Most of the buildings in Kampot shared this state of disrepair.

Keen to step things up a little, we booked ourselves on a bus to Sihanoukville - the party beach of southern Cambodia. We were excited at the prospect of some beach time (and some human interaction after 3 days of barely seeing another soul), and we eagerly boarded our 7am bus to part-ay town (as eagerly as one can do anything at 7am). About 40 minutes into the trip, we looked out the window only to see our bungalow guest house in Kep passing by. Erm... this is the complete opposite direction to where we were supposed to be going. After a little confusion, we discovered that we'd somehow been put on the bus back to Phnom Penh... NO! We want beach!

A few phone calls later between the bus guy and the guest house guy in Kampot (who sold us the ticket), we were standing on the side of the deserted street waiting to be picked up by a tuktuk that our Kampot guest house had sent to collect us and take us back to Kampot. Once back in Kampot, the apologetic guest house owner had a share taxi waiting to take us to Sihanoukville at no extra cost. Nice guy.

Share taxi... now, there's an interesting experience. To save on costs, Cambodian taxi drivers aim to squeeze as many people as humanly possible into one car over a long distance. Our trip to Shinaoukville was luxury with our standard 5 seater taxi carrying 7 people the 2 hours to the beach. Of course, no journey of ours would be complete without a few fruit-cakes in the mix. This time we had; (in the back seat with us) stinky French guy and his Cambodian girl friend who liked to leaf through magazines pointing out all the white people and wait until we put our earphones in to start talking to us. Sharing the front seat we had "The Mute" and the red-bull-guzzling Cambodian granny who, after guzzling her red-bull, suffered from verbal diarrhea and profuse sweating... we're surprised her heart held out the whole trip.

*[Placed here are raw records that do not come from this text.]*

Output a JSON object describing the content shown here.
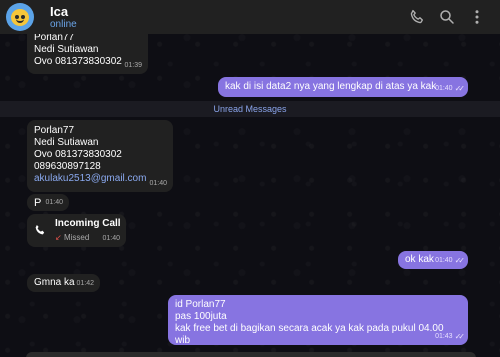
{
  "header": {
    "name": "Ica",
    "status": "online"
  },
  "unread_label": "Unread Messages",
  "messages": [
    {
      "lines": [
        "Porlan77",
        "Nedi Sutiawan",
        "Ovo 081373830302"
      ],
      "time": "01:39"
    },
    {
      "text": "kak di isi data2 nya yang lengkap di atas ya kak",
      "time": "01:40"
    },
    {
      "lines": [
        "Porlan77",
        "Nedi Sutiawan",
        "Ovo 081373830302",
        "089630897128",
        "akulaku2513@gmail.com"
      ],
      "time": "01:40"
    },
    {
      "text": "P",
      "time": "01:40"
    },
    {
      "call_title": "Incoming Call",
      "call_sub": "Missed",
      "time": "01:40"
    },
    {
      "text": "ok kak",
      "time": "01:40"
    },
    {
      "text": "Gmna ka",
      "time": "01:42"
    },
    {
      "lines": [
        "id Porlan77",
        "pas 100juta",
        "kak free bet di bagikan secara acak ya kak pada pukul 04.00 wib"
      ],
      "time": "01:43"
    }
  ]
}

Arriving in Sihanoukville, we checked into a bungalow overlooking the sea and headed out for a relaxing day on the beach... or so we thought. Choruses of "lady, you want bracelet/ massage/ manicure/ pedicure... you buy from me... you promise me... maybe later... where you from? G'day mate... dingo stole your baby... etc etc" made the day a whole lot less relaxing and more expensive than we'd anticipated, but after we'd been massaged, manicured and plucked to within an inch of our lives, we enjoyed getting to know the friendly beach sellers and quickly made favourites/BFF's. An older woman named Annie became our Cambodian mum, and we now have a number of adopted little sisters. All good fun.

Amy with one of the girls selling bracelets and Annie our Cambodian mum.

The view from our bungalow.

Sunset on Serendipity beach.

As we settled down for a beer after dinner on our first night, we bumped into a few Israeli guys we'd met in Phnom Pehn (actually, I think they were following us). Alex/Bob - whose hair bares a striking resemblance to a blonde Sideshow Bob, and Nitzan/George - who is an uncanny cross between George Michael and George Clooney. We spent the next week bar hopping and beach bumming with these two and a brood of Israelis they'd met along the way (yeah, we're fluent in Hebrew now too). Many a Mekong bucket was consumed and many a sunrise was seen in Sihanoukville, making it somewhat difficult to leave... but eventually we did... nursing nasty hangovers.

Alex (side-show Bob) with Phil

We met George Clooney!!